A comparison predicated literally on duplicity, i.e. on the shifting, imprecise, or tactical (re)definition of a linking term. For instance:
Your girlfriend lied about a relationship she had five years ago to (she rationalized her decision) protect you from hurt feelings; you lied about fucking your dog last week. You both lied and therefore are both equally to blame for your downfall (or equally blameless). [This is an example of shifting the substance of discussion via a false equivalence.]
Clinton lied about blowjobs, Bush lied about firing leakers in the Plame case, they're both liars, therefore both equally bad presidents. [This is a category mistake.]
I didn't pay you back once when you lent me a dollar, you stole a dollar from my wallet, therefore we're even. [Application of an arbitrary and wrongheaded metric - limited-scope financial equality - for 'evenness'. cf. also conversations about economic equality in general in the U.S.]
Random noise and the compositions of Mozart are equally complex. [N.B. In this case the statement is literally true by some measures of complexity, but obviously not meaningfully true for people evaluating music aesthetically. i.e. The implication, that the experiences of listening to and learning from and growing through appreciation of these two soundsets as music are somehow equivalent, is wrongheaded and silly, yet legalistically it's defensible. Put more simply/narrowly: 'complexity' and 'complication' are not the same thing, aesthetically speaking, but this statement slyly equates them - a hidden equivalence used to justify a false equivalence.]
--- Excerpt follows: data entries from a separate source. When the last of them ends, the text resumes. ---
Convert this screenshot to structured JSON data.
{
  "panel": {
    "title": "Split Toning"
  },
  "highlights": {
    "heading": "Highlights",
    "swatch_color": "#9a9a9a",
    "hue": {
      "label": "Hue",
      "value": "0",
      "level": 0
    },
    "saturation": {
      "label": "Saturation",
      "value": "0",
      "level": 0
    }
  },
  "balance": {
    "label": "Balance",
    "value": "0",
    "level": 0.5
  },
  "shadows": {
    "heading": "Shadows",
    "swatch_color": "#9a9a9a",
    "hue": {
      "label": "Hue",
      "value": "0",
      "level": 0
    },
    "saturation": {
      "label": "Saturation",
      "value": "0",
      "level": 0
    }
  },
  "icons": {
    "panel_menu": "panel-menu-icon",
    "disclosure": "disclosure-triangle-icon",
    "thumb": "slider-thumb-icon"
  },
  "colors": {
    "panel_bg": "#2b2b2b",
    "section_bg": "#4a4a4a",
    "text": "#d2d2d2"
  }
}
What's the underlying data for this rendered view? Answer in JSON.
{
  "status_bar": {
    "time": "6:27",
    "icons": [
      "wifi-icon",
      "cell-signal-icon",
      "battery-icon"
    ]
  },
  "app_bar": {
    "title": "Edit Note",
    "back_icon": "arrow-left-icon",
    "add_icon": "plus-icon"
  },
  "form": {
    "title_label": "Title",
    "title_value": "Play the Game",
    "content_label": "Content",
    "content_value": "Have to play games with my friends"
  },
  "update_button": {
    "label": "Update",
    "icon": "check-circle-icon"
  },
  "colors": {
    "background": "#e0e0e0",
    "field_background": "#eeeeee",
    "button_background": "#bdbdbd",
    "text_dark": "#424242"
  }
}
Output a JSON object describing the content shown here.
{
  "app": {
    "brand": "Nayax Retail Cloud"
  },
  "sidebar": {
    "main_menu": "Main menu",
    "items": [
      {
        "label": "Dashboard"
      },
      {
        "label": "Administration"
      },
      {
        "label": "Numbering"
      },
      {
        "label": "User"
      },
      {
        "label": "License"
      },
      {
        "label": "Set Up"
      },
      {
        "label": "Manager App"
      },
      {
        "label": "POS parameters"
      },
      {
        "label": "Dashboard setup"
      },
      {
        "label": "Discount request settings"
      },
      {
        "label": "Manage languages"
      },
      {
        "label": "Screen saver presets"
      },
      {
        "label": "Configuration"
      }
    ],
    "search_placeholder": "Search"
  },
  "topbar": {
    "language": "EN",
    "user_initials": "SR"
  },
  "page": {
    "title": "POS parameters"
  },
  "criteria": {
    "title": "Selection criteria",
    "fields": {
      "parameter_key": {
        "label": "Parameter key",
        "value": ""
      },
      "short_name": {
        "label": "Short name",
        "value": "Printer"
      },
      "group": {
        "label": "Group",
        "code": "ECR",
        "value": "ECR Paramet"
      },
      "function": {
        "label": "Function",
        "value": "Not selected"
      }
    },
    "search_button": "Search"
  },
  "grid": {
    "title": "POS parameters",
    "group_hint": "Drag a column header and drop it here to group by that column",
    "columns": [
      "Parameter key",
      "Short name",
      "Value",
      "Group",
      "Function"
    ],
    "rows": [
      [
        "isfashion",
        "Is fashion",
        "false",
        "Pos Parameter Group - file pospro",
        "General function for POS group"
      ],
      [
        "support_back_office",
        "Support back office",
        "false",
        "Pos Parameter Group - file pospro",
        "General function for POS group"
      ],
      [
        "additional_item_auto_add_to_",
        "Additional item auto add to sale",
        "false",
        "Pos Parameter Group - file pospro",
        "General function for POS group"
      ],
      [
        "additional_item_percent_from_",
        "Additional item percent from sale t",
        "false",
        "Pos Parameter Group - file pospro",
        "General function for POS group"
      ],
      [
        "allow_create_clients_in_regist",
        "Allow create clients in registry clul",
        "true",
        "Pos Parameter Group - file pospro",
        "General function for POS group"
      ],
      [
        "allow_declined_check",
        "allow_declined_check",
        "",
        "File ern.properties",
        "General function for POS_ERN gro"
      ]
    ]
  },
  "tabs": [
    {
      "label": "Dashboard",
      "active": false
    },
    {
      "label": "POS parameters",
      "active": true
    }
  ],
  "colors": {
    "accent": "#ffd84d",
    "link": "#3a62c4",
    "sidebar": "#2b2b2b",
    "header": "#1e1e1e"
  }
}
Really, you have to extend the above definition so that negative examples are possible - i.e. making the claim of false equivalence in a false way.
So: The Soviet Union's gulags and Guantanamo Bay's 'Camp X-Ray' (and the U.S.'s use of Abu Ghraib, for instance) are incomparable because the Soviet Union was bad and we're good, therefore the linking term - 'prison camp' or 'gulag' - can't be used in an equivalence.
'If the glove don't fit, you must acquit.'
And so forth. I use the term all the time around here but it occurs to me that I've been seemingly unsystematic about it, when in fact I've had a specific definition in mind all this time. 'The teachable moment' indeed! :)